The Guarantors' argument that Terracorp, Inc. paid its January, 1972 obligation with its second corporate note, thereby releasing the Guarantors, fails on several grounds. A written agreement under South Carolina law can be modified by an oral agreement but it must be supported by consideration. Evatt v. Campbell, 234 S.C. 1, 106 S.E.2d 447 (1959); American Oil Co. v. Cox, 182 S.C. 419, 189 S.E. 660 (1937). The South Carolina Supreme Court has explicitly held that a renewal note does not constitute adequate consideration for an agreement to modify the debt. Marion Production Credit Association v. Smith, 221 S.C. 172, 69 S.E.2d 705 (1952); Rabon v. State Finance Corp., 203 S.C. 183, 26 S.E.2d 501 (1943). Those asserting payment as a defense have the burden of proving it. Robert L. Huffines, Jr., Foundation, Inc. v. Rockie Realty, Inc., 347 F. Supp. 1256 (D.S.C. 1972); Neal v. Clark, 196 S.C. 139, 12 S.E.2d 921 (1941). The Guarantors have only proved the execution of a corporate renewal note designed to replace the July, 1972, note. This not only does not sustain their burden, but negates consideration.

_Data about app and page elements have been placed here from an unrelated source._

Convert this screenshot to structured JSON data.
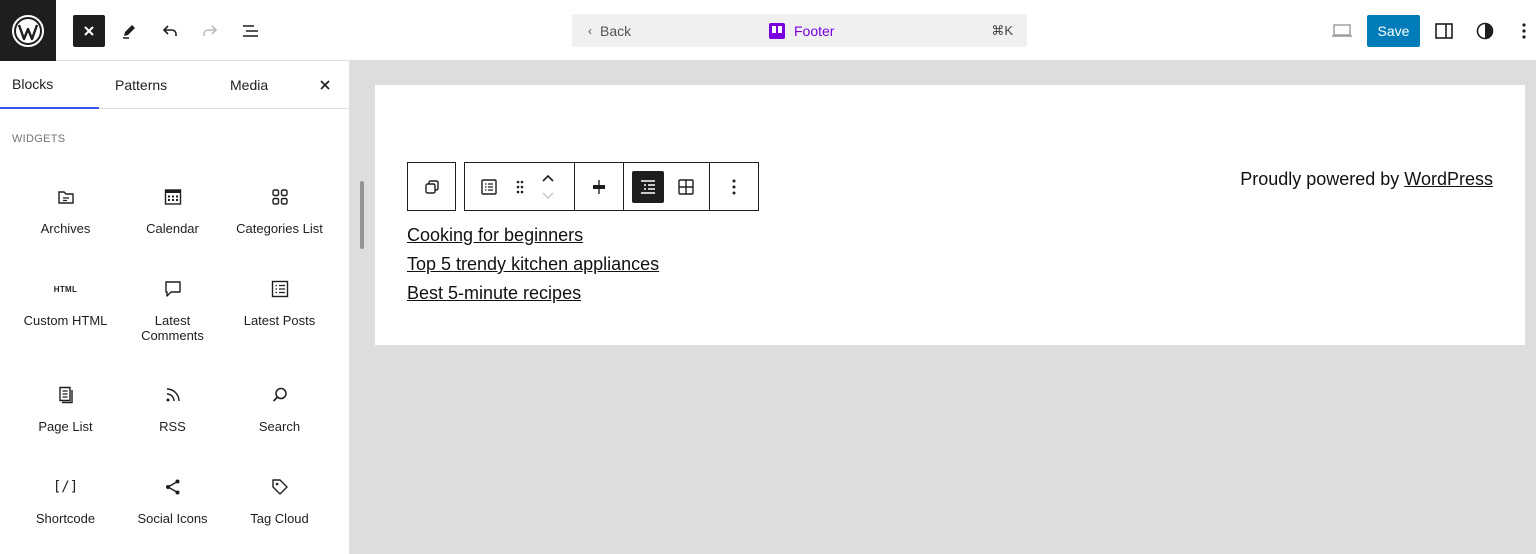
{
  "topbar": {
    "back_label": "Back",
    "document_title": "Footer",
    "shortcut": "⌘K",
    "save_label": "Save"
  },
  "sidebar": {
    "tabs": [
      {
        "label": "Blocks",
        "active": true
      },
      {
        "label": "Patterns",
        "active": false
      },
      {
        "label": "Media",
        "active": false
      }
    ],
    "section_title": "WIDGETS",
    "blocks": [
      {
        "label": "Archives",
        "icon": "archive-icon"
      },
      {
        "label": "Calendar",
        "icon": "calendar-icon"
      },
      {
        "label": "Categories List",
        "icon": "categories-icon"
      },
      {
        "label": "Custom HTML",
        "icon": "html-icon"
      },
      {
        "label": "Latest Comments",
        "icon": "comment-icon"
      },
      {
        "label": "Latest Posts",
        "icon": "posts-icon"
      },
      {
        "label": "Page List",
        "icon": "page-list-icon"
      },
      {
        "label": "RSS",
        "icon": "rss-icon"
      },
      {
        "label": "Search",
        "icon": "search-icon"
      },
      {
        "label": "Shortcode",
        "icon": "shortcode-icon"
      },
      {
        "label": "Social Icons",
        "icon": "share-icon"
      },
      {
        "label": "Tag Cloud",
        "icon": "tag-icon"
      }
    ]
  },
  "canvas": {
    "nav_links": [
      "Cooking for beginners",
      "Top 5 trendy kitchen appliances",
      "Best 5-minute recipes"
    ],
    "powered_prefix": "Proudly powered by ",
    "powered_link": "WordPress"
  },
  "colors": {
    "accent": "#007cba",
    "tab_underline": "#3858e9",
    "template_purple": "#7a00df"
  }
}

Finally, 12 U.S.C. § 1823(e) (1969) bars the Guarantors' attempt to prove an oral agreement modifying the original obligation. It provides:

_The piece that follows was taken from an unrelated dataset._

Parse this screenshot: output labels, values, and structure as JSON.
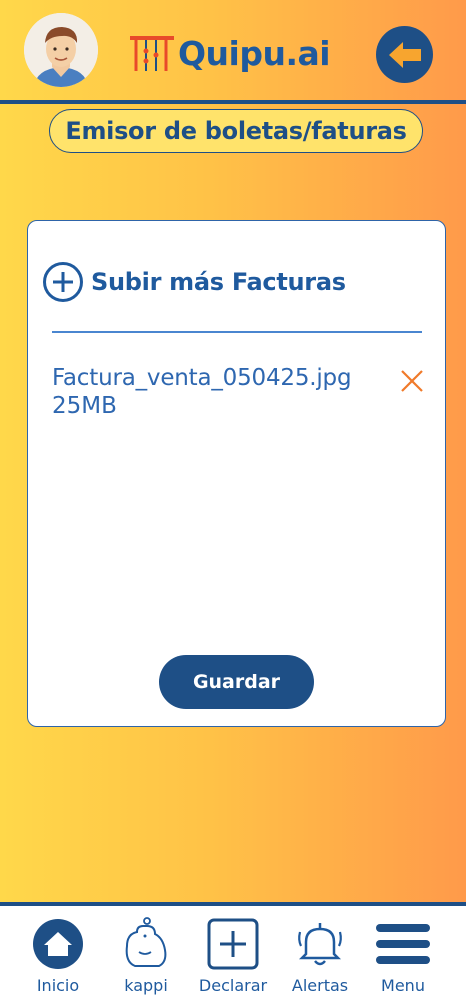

No agreement which tends to diminish or defeat the right, title or interest of the Corporation (FDIC) in any asset acquired by it under this section, either as security for a loan or by purchase, shall be valid against the Corporation unless such agreement (1) shall be in writing, (2) shall have been executed by the bank and the person or persons claiming an adverse interest thereunder, including the obligor, contemporaneously with the acquisition of the asset by the bank, (3) shall have been approved by the board of directors of the bank or its loan committee, which approval shall be reflected in the minutes of said board or committee, and (4) shall have been, continuously, from the time of its execution, an official record of the bank.
The alleged oral agreement was apparently between the Guarantors and the vice-president representing the Bank. (The alleged oral agreement in this case, if enforced, would have defeated the FDIC's right to collect $135,000.00.) There is no evidence that it satisfied any of the criteria expressed in § 1823(e). A plain reading of the statute reflects that a transparent attempt to avoid an obligation, such as was present in this case, is exactly the type of transaction proscribed by the Act.
The judgment of the district court is affirmed.